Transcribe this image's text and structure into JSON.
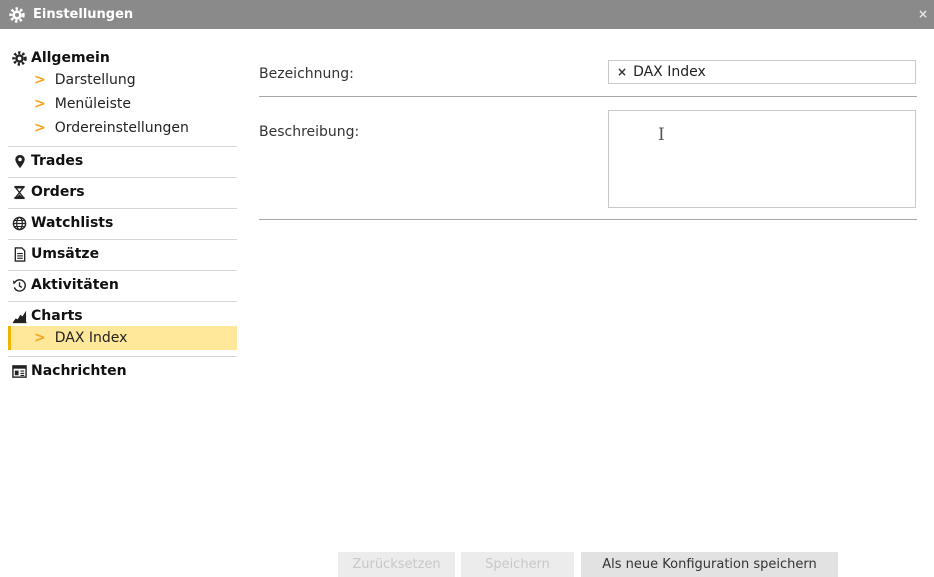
{
  "window": {
    "title": "Einstellungen",
    "close_glyph": "×",
    "icons": {
      "title": "gear-icon",
      "close": "close-icon"
    }
  },
  "sidebar": {
    "sections": [
      {
        "label": "Allgemein",
        "icon": "gear-icon",
        "items": [
          "Darstellung",
          "Menüleiste",
          "Ordereinstellungen"
        ]
      },
      {
        "label": "Trades",
        "icon": "map-pin-icon",
        "items": []
      },
      {
        "label": "Orders",
        "icon": "hourglass-icon",
        "items": []
      },
      {
        "label": "Watchlists",
        "icon": "globe-icon",
        "items": []
      },
      {
        "label": "Umsätze",
        "icon": "document-icon",
        "items": []
      },
      {
        "label": "Aktivitäten",
        "icon": "history-icon",
        "items": []
      },
      {
        "label": "Charts",
        "icon": "area-chart-icon",
        "items": [
          "DAX Index"
        ],
        "active_item": "DAX Index"
      },
      {
        "label": "Nachrichten",
        "icon": "newspaper-icon",
        "items": []
      }
    ],
    "arrow_glyph": ">",
    "accent_color": "#f4a41c",
    "active_background": "#ffe89a"
  },
  "form": {
    "name_label": "Bezeichnung:",
    "name_value": "DAX Index",
    "name_clear_glyph": "×",
    "description_label": "Beschreibung:",
    "description_value": "",
    "cursor_icon": "text-cursor-icon"
  },
  "buttons": {
    "reset": "Zurücksetzen",
    "save": "Speichern",
    "save_new": "Als neue Konfiguration speichern"
  }
}
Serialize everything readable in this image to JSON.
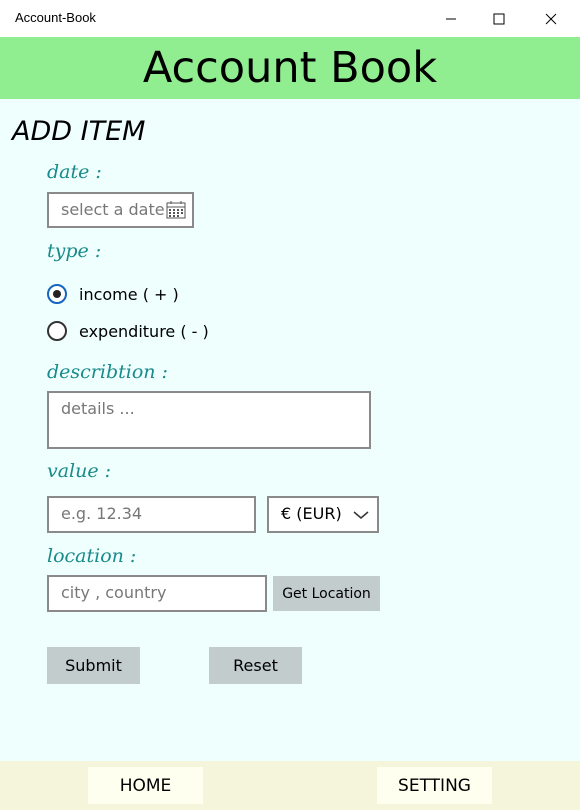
{
  "window": {
    "title": "Account-Book"
  },
  "header": {
    "title": "Account Book"
  },
  "form": {
    "section_title": "ADD ITEM",
    "date": {
      "label": "date :",
      "placeholder": "select a date",
      "icon": "calendar-icon"
    },
    "type": {
      "label": "type :",
      "options": [
        {
          "label": "income ( + )",
          "selected": true
        },
        {
          "label": "expenditure ( - )",
          "selected": false
        }
      ]
    },
    "description": {
      "label": "describtion :",
      "placeholder": "details ..."
    },
    "value": {
      "label": "value :",
      "placeholder": "e.g.  12.34",
      "currency": "€  (EUR)"
    },
    "location": {
      "label": "location :",
      "placeholder": "city , country",
      "button": "Get Location"
    },
    "submit": "Submit",
    "reset": "Reset"
  },
  "nav": {
    "home": "HOME",
    "setting": "SETTING"
  },
  "colors": {
    "header_bg": "#90ee90",
    "content_bg": "#eefffe",
    "label": "#1a8a8a",
    "button_bg": "#c3cccc",
    "footer_bg": "#f5f5dc"
  }
}
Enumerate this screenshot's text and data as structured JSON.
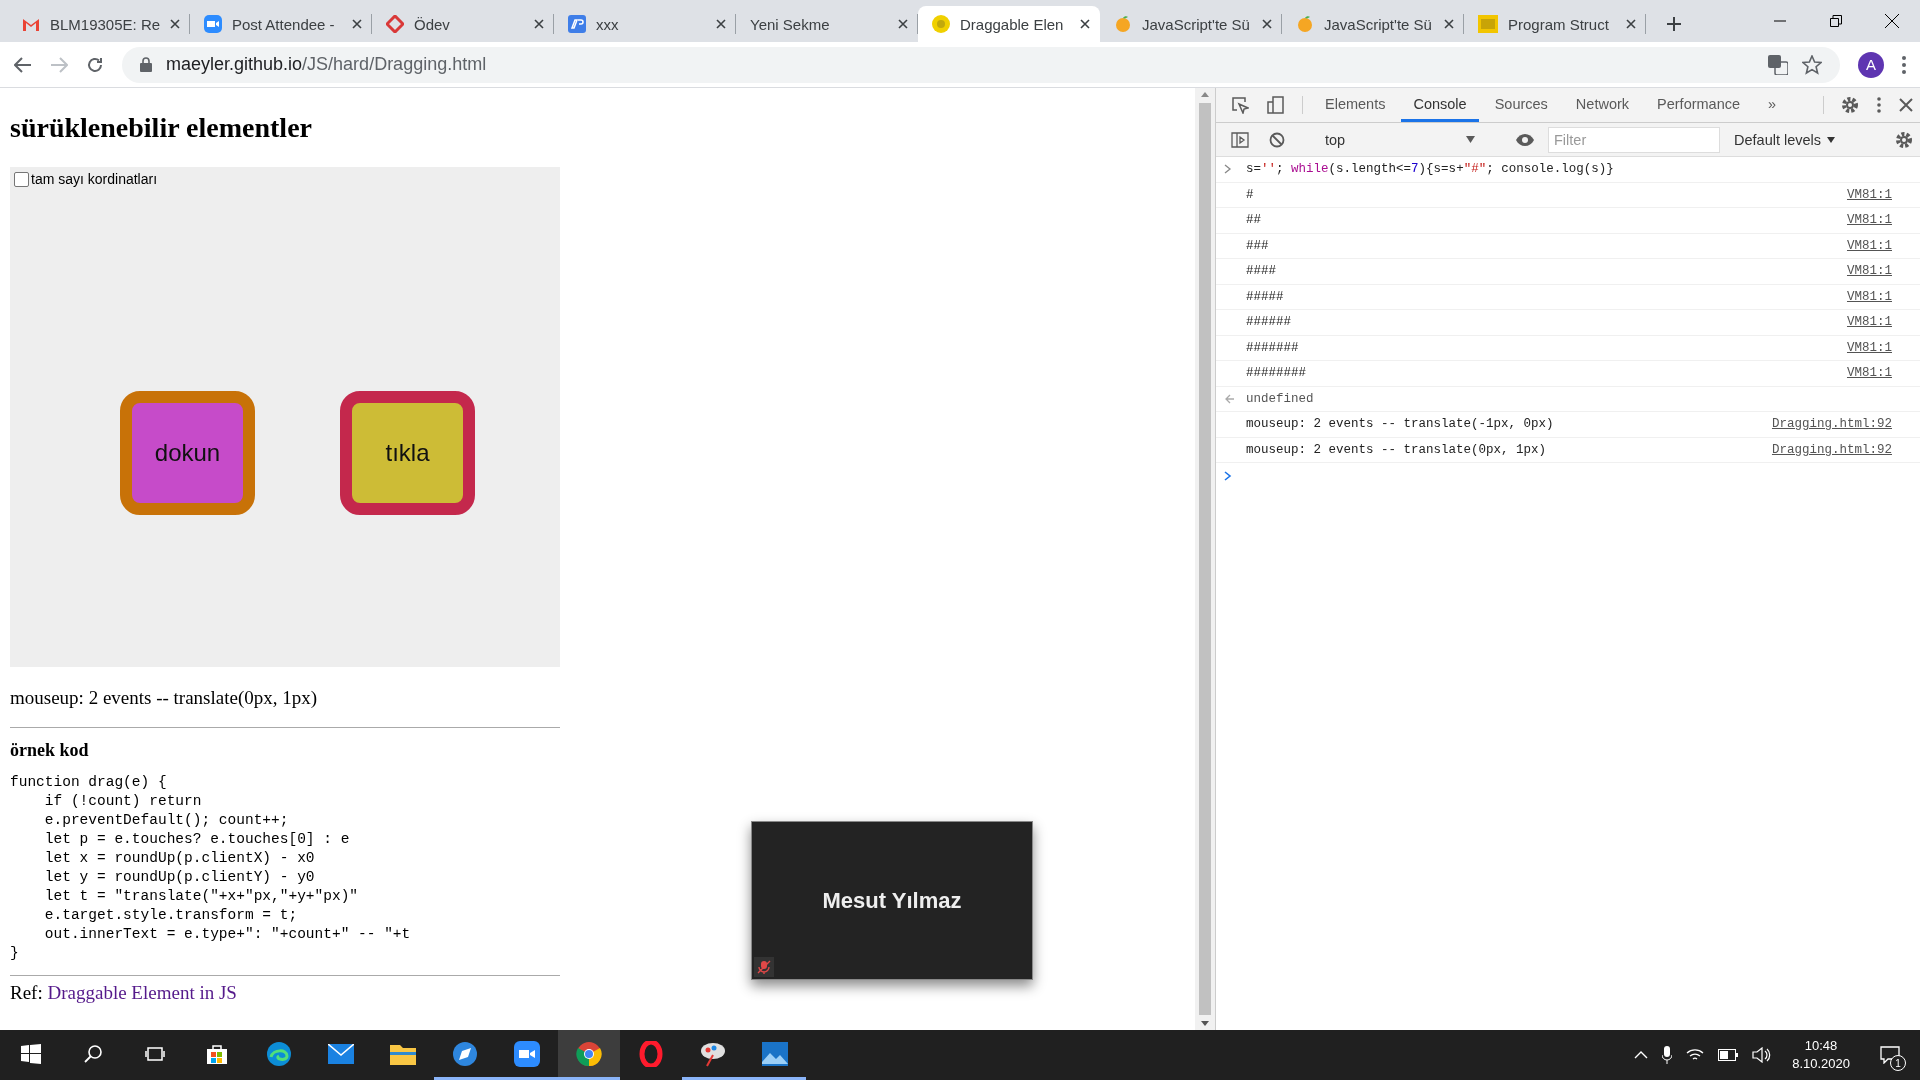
{
  "browser": {
    "tabs": [
      {
        "title": "BLM19305E: Re",
        "selected": false
      },
      {
        "title": "Post Attendee -",
        "selected": false
      },
      {
        "title": "Ödev",
        "selected": false
      },
      {
        "title": "xxx",
        "selected": false
      },
      {
        "title": "Yeni Sekme",
        "selected": false
      },
      {
        "title": "Draggable Elen",
        "selected": true
      },
      {
        "title": "JavaScript'te Sü",
        "selected": false
      },
      {
        "title": "JavaScript'te Sü",
        "selected": false
      },
      {
        "title": "Program Struct",
        "selected": false
      }
    ],
    "address": {
      "host": "maeyler.github.io",
      "path": "/JS/hard/Dragging.html"
    },
    "profile": "A"
  },
  "page": {
    "heading": "sürüklenebilir elementler",
    "option": {
      "label": "tam sayı kordinatları",
      "checked": false
    },
    "draggables": [
      {
        "label": "dokun",
        "color": "#c64bc9",
        "frame": {
          "color": "#c87208"
        }
      },
      {
        "label": "tıkla",
        "color": "#cdbc36",
        "frame": {
          "color": "#c4284c"
        }
      }
    ],
    "output": "mouseup: 2 events -- translate(0px, 1px)",
    "code_title": "örnek kod",
    "code": "function drag(e) {\n    if (!count) return\n    e.preventDefault(); count++;\n    let p = e.touches? e.touches[0] : e\n    let x = roundUp(p.clientX) - x0\n    let y = roundUp(p.clientY) - y0\n    let t = \"translate(\"+x+\"px,\"+y+\"px)\"\n    e.target.style.transform = t;\n    out.innerText = e.type+\": \"+count+\" -- \"+t\n}",
    "reference": {
      "prefix": "Ref: ",
      "link": "Draggable Element in JS"
    }
  },
  "video": {
    "name": "Mesut Yılmaz",
    "muted": true
  },
  "devtools": {
    "tabs": [
      {
        "label": "Elements",
        "selected": false
      },
      {
        "label": "Console",
        "selected": true
      },
      {
        "label": "Sources",
        "selected": false
      },
      {
        "label": "Network",
        "selected": false
      },
      {
        "label": "Performance",
        "selected": false
      }
    ],
    "more": "»",
    "context": "top",
    "filter": {
      "placeholder": "Filter"
    },
    "levels": "Default levels",
    "console": [
      {
        "kind": "input",
        "tokens": [
          {
            "kind": "plain",
            "text": "s="
          },
          {
            "kind": "string",
            "text": "''"
          },
          {
            "kind": "plain",
            "text": "; "
          },
          {
            "kind": "keyword",
            "text": "while"
          },
          {
            "kind": "plain",
            "text": "(s.length"
          },
          {
            "kind": "operator",
            "text": "<="
          },
          {
            "kind": "number",
            "text": "7"
          },
          {
            "kind": "plain",
            "text": "){s=s"
          },
          {
            "kind": "operator",
            "text": "+"
          },
          {
            "kind": "string",
            "text": "\"#\""
          },
          {
            "kind": "plain",
            "text": "; console.log(s)}"
          }
        ]
      },
      {
        "kind": "log",
        "text": "#",
        "source": "VM81:1"
      },
      {
        "kind": "log",
        "text": "##",
        "source": "VM81:1"
      },
      {
        "kind": "log",
        "text": "###",
        "source": "VM81:1"
      },
      {
        "kind": "log",
        "text": "####",
        "source": "VM81:1"
      },
      {
        "kind": "log",
        "text": "#####",
        "source": "VM81:1"
      },
      {
        "kind": "log",
        "text": "######",
        "source": "VM81:1"
      },
      {
        "kind": "log",
        "text": "#######",
        "source": "VM81:1"
      },
      {
        "kind": "log",
        "text": "########",
        "source": "VM81:1"
      },
      {
        "kind": "result",
        "text": "undefined"
      },
      {
        "kind": "log",
        "text": "mouseup: 2 events -- translate(-1px, 0px)",
        "source": "Dragging.html:92"
      },
      {
        "kind": "log",
        "text": "mouseup: 2 events -- translate(0px, 1px)",
        "source": "Dragging.html:92"
      },
      {
        "kind": "prompt"
      }
    ]
  },
  "taskbar": {
    "apps": [
      {
        "running": false,
        "selected": false
      },
      {
        "running": false,
        "selected": false
      },
      {
        "running": false,
        "selected": false
      },
      {
        "running": false,
        "selected": false
      },
      {
        "running": true,
        "selected": false
      },
      {
        "running": true,
        "selected": false
      },
      {
        "running": true,
        "selected": true
      },
      {
        "running": false,
        "selected": false
      },
      {
        "running": true,
        "selected": false
      },
      {
        "running": true,
        "selected": false
      }
    ],
    "time": "10:48",
    "date": "8.10.2020",
    "notifications": "1"
  }
}
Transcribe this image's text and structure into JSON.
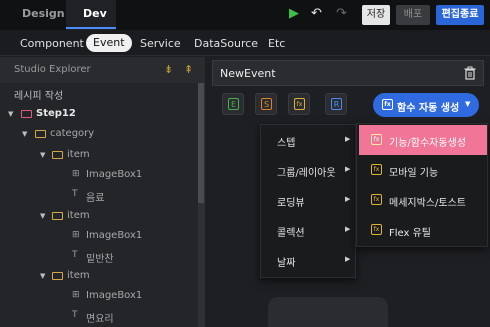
{
  "topbar": {
    "tabs": [
      "Design",
      "Dev"
    ],
    "save_label": "저장",
    "deploy_label": "배포",
    "exit_label": "편집종료"
  },
  "subnav": {
    "items": [
      "Component",
      "Event",
      "Service",
      "DataSource",
      "Etc"
    ]
  },
  "explorer": {
    "title": "Studio Explorer",
    "section": "레시피 작성",
    "root": "Step12",
    "tree": [
      {
        "label": "category"
      },
      {
        "label": "item"
      },
      {
        "label": "ImageBox1"
      },
      {
        "label": "음료"
      },
      {
        "label": "item"
      },
      {
        "label": "ImageBox1"
      },
      {
        "label": "밑반찬"
      },
      {
        "label": "item"
      },
      {
        "label": "ImageBox1"
      },
      {
        "label": "면요리"
      }
    ]
  },
  "event_panel": {
    "name": "NewEvent",
    "buttons": [
      {
        "glyph": "E",
        "color": "#4cae4f"
      },
      {
        "glyph": "S",
        "color": "#d9822b"
      },
      {
        "glyph": "fx",
        "color": "#e0b23c"
      },
      {
        "glyph": "R",
        "color": "#4b8df8"
      }
    ],
    "autogen_label": "함수 자동 생성"
  },
  "menu": {
    "items": [
      "스텝",
      "그룹/레이아웃",
      "로딩뷰",
      "콜렉션",
      "날짜"
    ],
    "submenu": [
      "기능/함수자동생성",
      "모바일 기능",
      "메세지박스/토스트",
      "Flex 유틸"
    ]
  },
  "colors": {
    "accent": "#2f6ae0",
    "highlight": "#f07597",
    "folder": "#d6a74a"
  }
}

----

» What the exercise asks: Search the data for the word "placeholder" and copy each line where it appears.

» Output of the task:
      "placeholder": "select a date",
      "placeholder": "details ..."
      "placeholder": "e.g.  12.34",
      "placeholder": "city , country",
      "placeholder": "Filter"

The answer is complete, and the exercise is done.